How gun safety relates to you as a UNIX/Linux admin
brian_s 270002K5X3 Visits (2924)
Guns and UNIX Admins have some similarities. Guns, when properly used, are very powerful tools that can do a lot of good, much like a sysadmin. However, if you are careless as a sysadmin, or careless with a gun the results can be devastating and even irreversible.
One of the basic NRA gun safety rules is to "ALWAYS keep your finger off the trigger until ready to shoot." People who break this rule often end up accidentally shooting family members because when startled or surprised your instinct is to clinch and if your finger is on the trigger you are going to pull it whether you are ready or not.
This same concept directly applies to being a UNIX/Linux sysadmin. Being logged in to a root user prompt is equivalent to having your finger on the trigger. One mistake at this point, and you can cause major damage.
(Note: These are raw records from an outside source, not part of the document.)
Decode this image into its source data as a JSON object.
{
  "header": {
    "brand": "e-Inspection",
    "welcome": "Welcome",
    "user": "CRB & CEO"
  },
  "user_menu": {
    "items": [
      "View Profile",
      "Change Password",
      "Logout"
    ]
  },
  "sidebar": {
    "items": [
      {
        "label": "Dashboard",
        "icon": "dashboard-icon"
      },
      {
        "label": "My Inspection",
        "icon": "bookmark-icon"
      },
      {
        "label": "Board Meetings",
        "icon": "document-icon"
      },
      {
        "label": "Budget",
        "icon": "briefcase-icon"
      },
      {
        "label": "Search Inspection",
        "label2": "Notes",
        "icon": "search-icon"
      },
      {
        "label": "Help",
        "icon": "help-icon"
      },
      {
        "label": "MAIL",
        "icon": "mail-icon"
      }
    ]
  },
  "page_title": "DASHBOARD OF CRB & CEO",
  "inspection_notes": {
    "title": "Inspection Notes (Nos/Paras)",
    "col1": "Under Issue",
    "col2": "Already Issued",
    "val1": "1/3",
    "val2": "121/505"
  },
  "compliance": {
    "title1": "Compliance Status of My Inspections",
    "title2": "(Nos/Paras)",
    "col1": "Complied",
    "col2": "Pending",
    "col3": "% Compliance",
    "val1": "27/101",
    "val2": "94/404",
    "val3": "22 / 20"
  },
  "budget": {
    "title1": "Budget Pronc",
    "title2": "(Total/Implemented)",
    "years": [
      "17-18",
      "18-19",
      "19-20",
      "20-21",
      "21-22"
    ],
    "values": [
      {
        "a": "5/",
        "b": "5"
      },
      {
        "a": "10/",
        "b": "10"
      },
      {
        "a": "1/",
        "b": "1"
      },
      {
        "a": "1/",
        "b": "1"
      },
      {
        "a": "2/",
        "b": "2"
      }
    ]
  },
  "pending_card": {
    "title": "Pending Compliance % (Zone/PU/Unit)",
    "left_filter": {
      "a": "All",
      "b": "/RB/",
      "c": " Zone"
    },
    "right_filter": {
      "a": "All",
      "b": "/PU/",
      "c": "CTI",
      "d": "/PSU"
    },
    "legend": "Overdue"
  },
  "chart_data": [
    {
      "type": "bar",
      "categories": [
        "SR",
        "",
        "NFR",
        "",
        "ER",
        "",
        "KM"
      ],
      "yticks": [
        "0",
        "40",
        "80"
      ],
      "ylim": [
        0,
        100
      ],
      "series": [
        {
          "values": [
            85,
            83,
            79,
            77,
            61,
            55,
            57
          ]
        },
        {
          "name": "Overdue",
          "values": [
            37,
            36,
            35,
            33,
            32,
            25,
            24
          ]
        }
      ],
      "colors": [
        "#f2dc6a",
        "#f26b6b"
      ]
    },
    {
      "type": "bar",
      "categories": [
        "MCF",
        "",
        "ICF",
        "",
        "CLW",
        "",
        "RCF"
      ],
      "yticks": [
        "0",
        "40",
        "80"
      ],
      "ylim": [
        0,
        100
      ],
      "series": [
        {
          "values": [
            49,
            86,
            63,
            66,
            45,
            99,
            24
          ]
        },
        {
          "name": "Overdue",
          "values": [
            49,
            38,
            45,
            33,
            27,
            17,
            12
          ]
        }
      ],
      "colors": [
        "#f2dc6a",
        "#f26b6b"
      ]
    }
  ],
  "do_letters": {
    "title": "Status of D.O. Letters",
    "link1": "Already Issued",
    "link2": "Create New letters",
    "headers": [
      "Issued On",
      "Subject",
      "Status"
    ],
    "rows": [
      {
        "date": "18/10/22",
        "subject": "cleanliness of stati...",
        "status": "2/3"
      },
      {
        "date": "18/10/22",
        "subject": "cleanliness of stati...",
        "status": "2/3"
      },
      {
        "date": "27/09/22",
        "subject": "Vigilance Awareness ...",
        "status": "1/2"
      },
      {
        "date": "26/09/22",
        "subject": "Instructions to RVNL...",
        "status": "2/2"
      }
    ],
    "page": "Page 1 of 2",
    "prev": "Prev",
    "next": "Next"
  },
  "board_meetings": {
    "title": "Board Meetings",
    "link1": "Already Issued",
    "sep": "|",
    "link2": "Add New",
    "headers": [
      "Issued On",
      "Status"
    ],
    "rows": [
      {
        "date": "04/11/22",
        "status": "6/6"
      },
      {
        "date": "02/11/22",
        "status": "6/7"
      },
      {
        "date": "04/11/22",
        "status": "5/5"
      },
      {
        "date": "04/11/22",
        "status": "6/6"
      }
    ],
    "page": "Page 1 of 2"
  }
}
Commands such as "rm" are extremely unforgiving and very easy to make mistakes with.
I have seen sysadmins in the habit of right when they log in to a server the first thing they do is switch over to the root account, regardless of what they need to accomplish. This is a horrible habit to get in to. You should only switch to the root prompt when absolutely necessary. If you can perform whatever task you need to do as a regular user, then do that. If only part of what you need to do requires root access, only do that one part from the root prompt and then go back to the normal user account.
You can perform a ton of functions when logged in as a regular user account such as viewing almost all of the system configuration, information about filesystems, running processes, performance information, etc. And when logged in as a regular user there is very little damage you can do to the system if you make a mistake. If being logged in as the root user is like having your finger on the trigger on a loaded gun, then being logged in as a regular user is like having a Toy Nerf Gun - you probably aren't going to do much harm.
This especially applies if you are writing and testing scripts. Never test a script as the root user unless you are on an isolated, throw away, lab server. Testing scripts as the root user is equivalent to playing with a gun - something or someone is probably going to get hurt. One method that can help with this is Writing scripts that don't actually do anything.
So remember the next time you see the root # prompt... You essentially have a loaded gun in your hand with your finger on the trigger. You need to be careful and make sure you are ready to fire and think through each step of what you are doing.